_ASSIGNMENT_
The lines to copy from the data below are those that hold the string "chevron".

_INPUT DATA_
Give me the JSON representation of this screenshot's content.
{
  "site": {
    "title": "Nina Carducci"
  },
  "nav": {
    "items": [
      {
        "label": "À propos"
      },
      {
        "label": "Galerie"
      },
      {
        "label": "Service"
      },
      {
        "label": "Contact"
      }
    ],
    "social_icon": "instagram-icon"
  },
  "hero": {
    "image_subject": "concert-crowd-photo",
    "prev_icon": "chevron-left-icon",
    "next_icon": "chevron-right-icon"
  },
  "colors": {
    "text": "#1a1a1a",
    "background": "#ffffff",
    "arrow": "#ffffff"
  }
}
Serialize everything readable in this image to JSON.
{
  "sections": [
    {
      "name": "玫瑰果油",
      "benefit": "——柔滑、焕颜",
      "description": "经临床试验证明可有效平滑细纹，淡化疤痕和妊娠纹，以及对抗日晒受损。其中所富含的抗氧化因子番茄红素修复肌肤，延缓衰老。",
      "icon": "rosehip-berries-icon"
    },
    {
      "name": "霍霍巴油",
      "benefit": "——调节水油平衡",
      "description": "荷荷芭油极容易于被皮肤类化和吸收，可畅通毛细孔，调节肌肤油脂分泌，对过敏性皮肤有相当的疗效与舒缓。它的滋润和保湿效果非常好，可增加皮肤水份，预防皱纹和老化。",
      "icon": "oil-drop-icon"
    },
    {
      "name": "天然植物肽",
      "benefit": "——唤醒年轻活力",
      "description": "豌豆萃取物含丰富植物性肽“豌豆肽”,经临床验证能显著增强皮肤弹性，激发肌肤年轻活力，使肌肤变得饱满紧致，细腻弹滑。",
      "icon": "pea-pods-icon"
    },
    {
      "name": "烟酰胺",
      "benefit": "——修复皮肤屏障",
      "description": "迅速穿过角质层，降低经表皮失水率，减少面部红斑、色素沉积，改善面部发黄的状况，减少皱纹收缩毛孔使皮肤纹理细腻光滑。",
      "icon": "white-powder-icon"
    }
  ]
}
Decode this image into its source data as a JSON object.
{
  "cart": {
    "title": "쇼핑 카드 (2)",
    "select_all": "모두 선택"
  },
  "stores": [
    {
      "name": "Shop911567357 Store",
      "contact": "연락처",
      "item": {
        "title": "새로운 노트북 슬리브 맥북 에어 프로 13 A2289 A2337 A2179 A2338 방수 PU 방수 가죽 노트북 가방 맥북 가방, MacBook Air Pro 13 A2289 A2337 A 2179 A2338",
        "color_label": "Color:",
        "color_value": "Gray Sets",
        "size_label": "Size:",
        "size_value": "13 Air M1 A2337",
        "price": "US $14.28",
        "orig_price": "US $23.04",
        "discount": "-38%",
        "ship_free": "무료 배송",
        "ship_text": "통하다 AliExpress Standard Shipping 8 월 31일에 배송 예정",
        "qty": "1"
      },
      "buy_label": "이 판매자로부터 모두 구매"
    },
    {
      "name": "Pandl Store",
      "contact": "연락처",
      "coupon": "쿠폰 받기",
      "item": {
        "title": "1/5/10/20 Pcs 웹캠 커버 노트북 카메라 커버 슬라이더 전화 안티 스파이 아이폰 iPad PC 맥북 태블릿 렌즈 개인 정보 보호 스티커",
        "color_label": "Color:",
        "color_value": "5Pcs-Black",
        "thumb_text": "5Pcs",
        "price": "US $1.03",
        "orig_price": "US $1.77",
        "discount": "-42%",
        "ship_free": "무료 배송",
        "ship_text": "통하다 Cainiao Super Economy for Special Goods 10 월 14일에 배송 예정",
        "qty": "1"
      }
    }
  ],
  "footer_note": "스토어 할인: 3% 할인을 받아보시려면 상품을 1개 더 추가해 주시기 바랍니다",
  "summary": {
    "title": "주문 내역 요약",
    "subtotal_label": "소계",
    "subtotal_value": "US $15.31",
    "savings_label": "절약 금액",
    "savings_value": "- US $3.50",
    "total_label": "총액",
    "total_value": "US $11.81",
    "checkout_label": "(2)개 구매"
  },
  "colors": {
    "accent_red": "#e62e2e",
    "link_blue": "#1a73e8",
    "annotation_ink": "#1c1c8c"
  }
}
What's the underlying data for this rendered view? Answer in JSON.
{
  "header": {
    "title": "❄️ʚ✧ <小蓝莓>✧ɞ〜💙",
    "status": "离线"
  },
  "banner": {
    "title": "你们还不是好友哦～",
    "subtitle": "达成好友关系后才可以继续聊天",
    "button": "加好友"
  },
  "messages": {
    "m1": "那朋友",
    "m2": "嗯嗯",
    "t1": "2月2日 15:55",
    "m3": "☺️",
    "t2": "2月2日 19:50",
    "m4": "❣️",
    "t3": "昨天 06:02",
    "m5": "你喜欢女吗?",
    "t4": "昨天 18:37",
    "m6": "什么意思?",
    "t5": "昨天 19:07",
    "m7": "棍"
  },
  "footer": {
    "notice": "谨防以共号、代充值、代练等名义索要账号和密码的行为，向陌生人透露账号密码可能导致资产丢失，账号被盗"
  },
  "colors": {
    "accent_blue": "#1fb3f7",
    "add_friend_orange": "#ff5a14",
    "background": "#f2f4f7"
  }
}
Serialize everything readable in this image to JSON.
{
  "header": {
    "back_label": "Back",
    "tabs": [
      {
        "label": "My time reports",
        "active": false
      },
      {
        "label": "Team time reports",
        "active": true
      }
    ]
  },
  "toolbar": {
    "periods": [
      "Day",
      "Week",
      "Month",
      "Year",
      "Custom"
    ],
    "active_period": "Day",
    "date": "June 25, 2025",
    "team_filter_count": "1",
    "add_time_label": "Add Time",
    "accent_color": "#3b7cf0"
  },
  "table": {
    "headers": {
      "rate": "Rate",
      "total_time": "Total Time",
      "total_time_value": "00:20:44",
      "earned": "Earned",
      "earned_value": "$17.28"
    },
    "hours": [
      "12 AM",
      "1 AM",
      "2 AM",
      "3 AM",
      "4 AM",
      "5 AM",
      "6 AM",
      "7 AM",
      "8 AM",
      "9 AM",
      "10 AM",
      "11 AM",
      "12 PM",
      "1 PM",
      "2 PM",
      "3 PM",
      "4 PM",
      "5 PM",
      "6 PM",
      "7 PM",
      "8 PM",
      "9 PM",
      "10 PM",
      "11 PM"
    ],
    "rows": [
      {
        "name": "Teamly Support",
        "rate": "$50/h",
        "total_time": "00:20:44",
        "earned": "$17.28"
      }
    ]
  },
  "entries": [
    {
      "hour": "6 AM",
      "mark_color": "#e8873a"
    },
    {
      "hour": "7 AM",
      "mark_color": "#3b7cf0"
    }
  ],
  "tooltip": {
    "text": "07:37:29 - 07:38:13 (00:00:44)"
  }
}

_ANSWER TO THE PROBLEM_
    "prev_icon": "chevron-left-icon",
    "next_icon": "chevron-right-icon"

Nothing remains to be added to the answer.